[Data excerpts]
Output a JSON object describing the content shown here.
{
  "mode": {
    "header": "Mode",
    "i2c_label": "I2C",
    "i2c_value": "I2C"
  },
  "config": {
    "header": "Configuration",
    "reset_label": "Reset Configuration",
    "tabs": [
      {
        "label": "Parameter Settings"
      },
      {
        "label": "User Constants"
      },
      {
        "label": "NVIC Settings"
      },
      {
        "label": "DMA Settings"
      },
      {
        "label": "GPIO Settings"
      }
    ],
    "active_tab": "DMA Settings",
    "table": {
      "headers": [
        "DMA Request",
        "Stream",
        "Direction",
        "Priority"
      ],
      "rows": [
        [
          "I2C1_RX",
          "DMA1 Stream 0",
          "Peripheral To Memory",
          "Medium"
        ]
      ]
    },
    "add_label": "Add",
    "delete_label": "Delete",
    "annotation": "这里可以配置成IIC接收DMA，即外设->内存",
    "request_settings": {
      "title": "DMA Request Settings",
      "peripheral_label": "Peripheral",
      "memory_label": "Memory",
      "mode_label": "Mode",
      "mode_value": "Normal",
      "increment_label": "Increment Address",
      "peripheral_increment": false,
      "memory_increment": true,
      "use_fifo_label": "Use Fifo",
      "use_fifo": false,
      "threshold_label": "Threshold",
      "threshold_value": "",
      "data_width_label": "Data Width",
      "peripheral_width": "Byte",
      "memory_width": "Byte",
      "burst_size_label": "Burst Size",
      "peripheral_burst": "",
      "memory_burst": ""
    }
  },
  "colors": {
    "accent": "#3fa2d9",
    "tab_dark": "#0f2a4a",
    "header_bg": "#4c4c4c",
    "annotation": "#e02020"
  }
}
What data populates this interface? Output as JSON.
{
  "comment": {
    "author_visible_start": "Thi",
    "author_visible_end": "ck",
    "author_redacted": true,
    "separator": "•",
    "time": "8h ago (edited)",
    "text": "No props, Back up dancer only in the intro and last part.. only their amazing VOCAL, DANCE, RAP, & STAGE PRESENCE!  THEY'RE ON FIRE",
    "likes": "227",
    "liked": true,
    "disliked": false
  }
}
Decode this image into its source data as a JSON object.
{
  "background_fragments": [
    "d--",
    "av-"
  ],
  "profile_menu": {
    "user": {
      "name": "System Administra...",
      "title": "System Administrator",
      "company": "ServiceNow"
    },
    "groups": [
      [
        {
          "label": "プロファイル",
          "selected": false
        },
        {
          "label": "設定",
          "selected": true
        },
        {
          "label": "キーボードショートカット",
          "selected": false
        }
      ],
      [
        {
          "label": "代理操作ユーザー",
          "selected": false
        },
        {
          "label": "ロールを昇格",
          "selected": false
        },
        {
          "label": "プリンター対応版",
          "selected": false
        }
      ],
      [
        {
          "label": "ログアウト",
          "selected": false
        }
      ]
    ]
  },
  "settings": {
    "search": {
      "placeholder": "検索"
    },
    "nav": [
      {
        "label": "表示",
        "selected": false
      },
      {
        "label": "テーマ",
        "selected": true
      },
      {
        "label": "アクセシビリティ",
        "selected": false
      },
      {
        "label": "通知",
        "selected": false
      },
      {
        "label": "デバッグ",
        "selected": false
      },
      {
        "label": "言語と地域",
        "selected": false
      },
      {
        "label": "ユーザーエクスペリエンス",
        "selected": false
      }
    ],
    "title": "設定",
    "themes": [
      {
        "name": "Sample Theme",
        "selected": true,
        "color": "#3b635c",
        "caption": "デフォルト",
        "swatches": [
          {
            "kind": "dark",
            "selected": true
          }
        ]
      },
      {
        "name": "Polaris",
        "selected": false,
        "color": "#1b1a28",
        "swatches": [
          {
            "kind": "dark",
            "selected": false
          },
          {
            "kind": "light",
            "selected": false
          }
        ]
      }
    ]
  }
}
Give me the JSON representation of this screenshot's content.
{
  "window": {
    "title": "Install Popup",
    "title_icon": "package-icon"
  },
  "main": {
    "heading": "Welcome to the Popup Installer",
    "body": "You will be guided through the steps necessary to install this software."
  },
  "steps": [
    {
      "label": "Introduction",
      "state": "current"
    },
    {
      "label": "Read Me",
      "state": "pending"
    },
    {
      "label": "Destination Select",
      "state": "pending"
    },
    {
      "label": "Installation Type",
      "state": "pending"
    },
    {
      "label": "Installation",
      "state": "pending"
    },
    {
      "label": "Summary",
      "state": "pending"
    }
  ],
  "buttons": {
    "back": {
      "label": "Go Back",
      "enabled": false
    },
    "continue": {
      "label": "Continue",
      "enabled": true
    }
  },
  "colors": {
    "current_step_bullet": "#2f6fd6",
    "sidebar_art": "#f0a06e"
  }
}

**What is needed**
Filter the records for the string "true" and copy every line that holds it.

**Answer section**
      "memory_increment": true,
    "author_redacted": true,
    "liked": true,
          "selected": true
        "selected": true
        "selected": true,
            "selected": true
      "enabled": true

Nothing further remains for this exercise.